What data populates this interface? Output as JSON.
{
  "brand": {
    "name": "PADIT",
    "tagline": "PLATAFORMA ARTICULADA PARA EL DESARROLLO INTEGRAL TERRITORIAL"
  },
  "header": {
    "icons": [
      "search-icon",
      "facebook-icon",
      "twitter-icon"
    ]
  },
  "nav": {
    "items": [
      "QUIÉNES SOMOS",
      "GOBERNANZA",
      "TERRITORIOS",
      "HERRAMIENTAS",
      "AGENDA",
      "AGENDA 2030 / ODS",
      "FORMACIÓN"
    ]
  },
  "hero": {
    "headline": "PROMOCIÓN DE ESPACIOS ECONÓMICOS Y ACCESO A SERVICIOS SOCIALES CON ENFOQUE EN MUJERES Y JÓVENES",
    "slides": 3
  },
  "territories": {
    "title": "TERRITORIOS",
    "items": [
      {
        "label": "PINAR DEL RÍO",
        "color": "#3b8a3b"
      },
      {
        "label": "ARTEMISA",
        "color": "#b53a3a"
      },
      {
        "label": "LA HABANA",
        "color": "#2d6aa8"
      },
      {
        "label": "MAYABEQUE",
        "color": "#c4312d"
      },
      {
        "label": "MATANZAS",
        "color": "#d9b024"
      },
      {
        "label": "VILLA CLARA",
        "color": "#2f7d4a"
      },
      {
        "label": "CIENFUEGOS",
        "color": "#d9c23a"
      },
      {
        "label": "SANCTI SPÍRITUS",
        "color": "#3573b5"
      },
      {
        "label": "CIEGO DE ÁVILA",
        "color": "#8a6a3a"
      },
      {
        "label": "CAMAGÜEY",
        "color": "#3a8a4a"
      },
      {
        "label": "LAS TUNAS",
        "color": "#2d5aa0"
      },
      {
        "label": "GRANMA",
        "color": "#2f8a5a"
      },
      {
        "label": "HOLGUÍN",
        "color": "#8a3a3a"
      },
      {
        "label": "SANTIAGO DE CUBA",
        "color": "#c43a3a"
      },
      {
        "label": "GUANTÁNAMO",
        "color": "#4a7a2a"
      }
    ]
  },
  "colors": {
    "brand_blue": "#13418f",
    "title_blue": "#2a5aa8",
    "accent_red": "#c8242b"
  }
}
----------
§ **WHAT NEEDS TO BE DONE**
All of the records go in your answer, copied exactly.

§ **RESULT OF THE EXERCISE**
What data populates this interface? Output as JSON.
{
  "brand": {
    "name": "PADIT",
    "tagline": "PLATAFORMA ARTICULADA PARA EL DESARROLLO INTEGRAL TERRITORIAL"
  },
  "header": {
    "icons": [
      "search-icon",
      "facebook-icon",
      "twitter-icon"
    ]
  },
  "nav": {
    "items": [
      "QUIÉNES SOMOS",
      "GOBERNANZA",
      "TERRITORIOS",
      "HERRAMIENTAS",
      "AGENDA",
      "AGENDA 2030 / ODS",
      "FORMACIÓN"
    ]
  },
  "hero": {
    "headline": "PROMOCIÓN DE ESPACIOS ECONÓMICOS Y ACCESO A SERVICIOS SOCIALES CON ENFOQUE EN MUJERES Y JÓVENES",
    "slides": 3
  },
  "territories": {
    "title": "TERRITORIOS",
    "items": [
      {
        "label": "PINAR DEL RÍO",
        "color": "#3b8a3b"
      },
      {
        "label": "ARTEMISA",
        "color": "#b53a3a"
      },
      {
        "label": "LA HABANA",
        "color": "#2d6aa8"
      },
      {
        "label": "MAYABEQUE",
        "color": "#c4312d"
      },
      {
        "label": "MATANZAS",
        "color": "#d9b024"
      },
      {
        "label": "VILLA CLARA",
        "color": "#2f7d4a"
      },
      {
        "label": "CIENFUEGOS",
        "color": "#d9c23a"
      },
      {
        "label": "SANCTI SPÍRITUS",
        "color": "#3573b5"
      },
      {
        "label": "CIEGO DE ÁVILA",
        "color": "#8a6a3a"
      },
      {
        "label": "CAMAGÜEY",
        "color": "#3a8a4a"
      },
      {
        "label": "LAS TUNAS",
        "color": "#2d5aa0"
      },
      {
        "label": "GRANMA",
        "color": "#2f8a5a"
      },
      {
        "label": "HOLGUÍN",
        "color": "#8a3a3a"
      },
      {
        "label": "SANTIAGO DE CUBA",
        "color": "#c43a3a"
      },
      {
        "label": "GUANTÁNAMO",
        "color": "#4a7a2a"
      }
    ]
  },
  "colors": {
    "brand_blue": "#13418f",
    "title_blue": "#2a5aa8",
    "accent_red": "#c8242b"
  }
}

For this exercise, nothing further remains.